Transforming a Barbershop into a Library for Children: James’ Inspiring Initiative
By Gresë Sermaxhaj, Media Coordinator
One day recently James Offuh, 2022 Goldin Global Fellow and Founder of United for Peace Against Conflicts International (UFPACI) from Côte d’Ivoire, saw kids playing with his barber tools. Realising the hazards here, he instead offered them some books as an alternative which saw the creation of his Peace Library Project.
This seemingly random moment created a positive change for the kids in his community, highlighting how we can play our part in creating social change by leveraging the resources we already have.
As a result, James, a peace advocate and educator, initiated the Children Transformative Literacy Peace Library Project and contributed to a visioning summit by launching a parenting toolkit in his community.
In this piece, he speaks more about this initiative’s impact on the children and their families, the challenges faced, and the driving inspiration behind this transformative work.
Empowering Positive Change in His Community
Before the creation of the peace library, which is entirely free to use, James states that children loitered on the streets, playing harmfully like throwing stones at each other, interacting with abuses like rudeness and arrogance, showing hateful sentiments, and being apathetic to one another.
“In contrast, now major outcomes are that children around my community have found a safe space for learning virtues, values that support good moral behaviors.” he says.
Further, he believes – through such initiatives – children are more likely to be exposed to peace, justice, social cohesion, and accountability values.
“Most importantly children are developing interest in books, learning to read and always visiting the book station as a place of socialization.”
He highlights the role of the ‘Assets Based Community Development’ approach by valuing it as a critical principle to uncover gifts within our community, focusing on what’s “strong” rather than what’s “wrong”.
James remarks that many children do not have the necessary parenting guidance or resources, which often leads to children and teens getting involved in criminal activities, hard drug deals, and the consumption of marijuana.
This often meant they were sent into juvenile crimes that became alarming in the Abobo town in Abidjan City.
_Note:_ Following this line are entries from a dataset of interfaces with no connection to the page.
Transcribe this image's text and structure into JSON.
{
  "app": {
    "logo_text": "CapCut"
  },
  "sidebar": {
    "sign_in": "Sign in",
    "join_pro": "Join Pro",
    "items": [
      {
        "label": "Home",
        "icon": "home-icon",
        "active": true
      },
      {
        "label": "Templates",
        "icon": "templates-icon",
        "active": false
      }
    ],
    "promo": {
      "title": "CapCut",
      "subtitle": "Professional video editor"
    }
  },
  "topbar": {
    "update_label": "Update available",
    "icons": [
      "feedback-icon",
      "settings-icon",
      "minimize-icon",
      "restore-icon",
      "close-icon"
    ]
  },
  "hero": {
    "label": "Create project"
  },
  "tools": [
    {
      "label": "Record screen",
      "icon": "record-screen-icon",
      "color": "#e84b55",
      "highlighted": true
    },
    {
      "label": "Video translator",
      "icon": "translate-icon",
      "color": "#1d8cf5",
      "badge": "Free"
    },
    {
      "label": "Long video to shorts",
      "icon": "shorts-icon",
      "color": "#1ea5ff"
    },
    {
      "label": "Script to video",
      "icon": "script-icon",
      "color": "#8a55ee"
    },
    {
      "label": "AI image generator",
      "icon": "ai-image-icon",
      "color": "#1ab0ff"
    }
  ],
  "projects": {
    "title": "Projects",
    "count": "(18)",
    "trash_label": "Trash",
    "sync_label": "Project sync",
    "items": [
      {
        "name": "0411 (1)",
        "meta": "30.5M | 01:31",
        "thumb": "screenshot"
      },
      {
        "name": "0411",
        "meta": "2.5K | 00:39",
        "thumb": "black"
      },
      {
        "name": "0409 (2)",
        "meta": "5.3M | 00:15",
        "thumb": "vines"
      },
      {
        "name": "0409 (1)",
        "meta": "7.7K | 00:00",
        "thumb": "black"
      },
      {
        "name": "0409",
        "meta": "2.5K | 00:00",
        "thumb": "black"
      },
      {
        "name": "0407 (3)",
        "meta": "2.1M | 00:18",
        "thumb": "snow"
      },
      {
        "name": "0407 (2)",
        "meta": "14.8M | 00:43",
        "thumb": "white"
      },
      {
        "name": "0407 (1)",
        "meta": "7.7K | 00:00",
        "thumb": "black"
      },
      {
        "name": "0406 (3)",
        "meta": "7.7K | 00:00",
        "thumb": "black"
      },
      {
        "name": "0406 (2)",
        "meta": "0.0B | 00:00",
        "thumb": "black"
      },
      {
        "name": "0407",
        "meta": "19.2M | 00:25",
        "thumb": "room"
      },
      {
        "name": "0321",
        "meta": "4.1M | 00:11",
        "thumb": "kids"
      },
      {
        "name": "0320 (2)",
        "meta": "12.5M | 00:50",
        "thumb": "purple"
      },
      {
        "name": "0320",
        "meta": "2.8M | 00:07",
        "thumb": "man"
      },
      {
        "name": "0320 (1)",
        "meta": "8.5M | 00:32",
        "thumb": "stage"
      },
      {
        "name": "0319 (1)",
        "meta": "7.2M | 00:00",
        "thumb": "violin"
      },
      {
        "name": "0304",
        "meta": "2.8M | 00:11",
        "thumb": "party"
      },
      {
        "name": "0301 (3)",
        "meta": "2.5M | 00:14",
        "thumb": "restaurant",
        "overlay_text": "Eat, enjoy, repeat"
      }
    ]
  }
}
James gives a perspective on how this alternative education space outweighs some traditional ways to solve this social problem.
United for Peace Against Conflicts International and Goldin Institute Merging Paths
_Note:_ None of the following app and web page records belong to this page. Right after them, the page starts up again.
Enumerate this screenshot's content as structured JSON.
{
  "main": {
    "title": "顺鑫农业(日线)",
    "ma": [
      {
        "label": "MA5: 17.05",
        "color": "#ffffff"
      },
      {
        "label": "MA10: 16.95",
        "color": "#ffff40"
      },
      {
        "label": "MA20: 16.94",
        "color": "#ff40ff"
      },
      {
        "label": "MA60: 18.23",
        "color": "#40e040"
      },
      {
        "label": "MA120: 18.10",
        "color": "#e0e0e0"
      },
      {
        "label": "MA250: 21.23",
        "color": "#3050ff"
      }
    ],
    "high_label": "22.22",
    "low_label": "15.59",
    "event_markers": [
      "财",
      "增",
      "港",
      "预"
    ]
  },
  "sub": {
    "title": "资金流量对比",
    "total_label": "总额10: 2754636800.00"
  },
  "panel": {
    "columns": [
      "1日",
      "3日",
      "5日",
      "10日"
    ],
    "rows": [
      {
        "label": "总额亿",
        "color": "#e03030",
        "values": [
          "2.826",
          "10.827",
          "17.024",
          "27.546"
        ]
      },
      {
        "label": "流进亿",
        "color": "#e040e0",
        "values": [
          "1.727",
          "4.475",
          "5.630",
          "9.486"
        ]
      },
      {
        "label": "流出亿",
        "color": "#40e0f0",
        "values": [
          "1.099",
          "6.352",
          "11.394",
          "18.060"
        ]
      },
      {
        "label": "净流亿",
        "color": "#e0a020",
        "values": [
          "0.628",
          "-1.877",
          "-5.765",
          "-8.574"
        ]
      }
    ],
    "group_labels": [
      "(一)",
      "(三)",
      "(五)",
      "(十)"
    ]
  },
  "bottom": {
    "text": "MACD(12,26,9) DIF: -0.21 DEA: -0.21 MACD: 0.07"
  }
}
Further, James speaks on how, in his everyday work at the UFPACI, he implements the knowledge gained during his time as a Goldin Global Fellow.
“Goldin Institute’s Gather program was an eye-opener to me; before the program, I did not know about the terms ‘ABCD’ approach and Community Driven Social Change action.”
Moreover, he recalls how adaptive leadership versus technical leadership helped him understand more conflict sensitivity, analysis, and ‘do no harm’ as a tool for diagnosis over individualistic versus relational context.
Goldin Institute expanded his global connections, too.
“The Gather program expanded my networking, and I got a partner from the U.S.A. who visited me here in Cote d’Ivoire and got my details from the Goldin Institute website. He is also a member of the Gather Global Alumni network.”
James also gained free online training workshops, participating recently in Project Management and Strategic Planning, which helped him learn how to design, plan, implement, monitor, and evaluate processes and outcomes.
Conclusively, James leaves us with a saying from Fredrick Douglas:
“It’s easier to build strong children than to repair broken adults.”
With his tireless work and activism at UFPACI, James and his team promote social dialogue, a non-violent culture, and peace reinforcement. Read more about their work and find ways to support them by checking their website: https://ufpacidialogue.net/. You will support the library’s longevity and sustainability so it can serve as many children for as long as possible.
Currently, the library needs infrastructural support like stable internet connectivity, electricity, comfortable reading seats and tables, workshop toolkits like drawing materials, and story books in English and French language.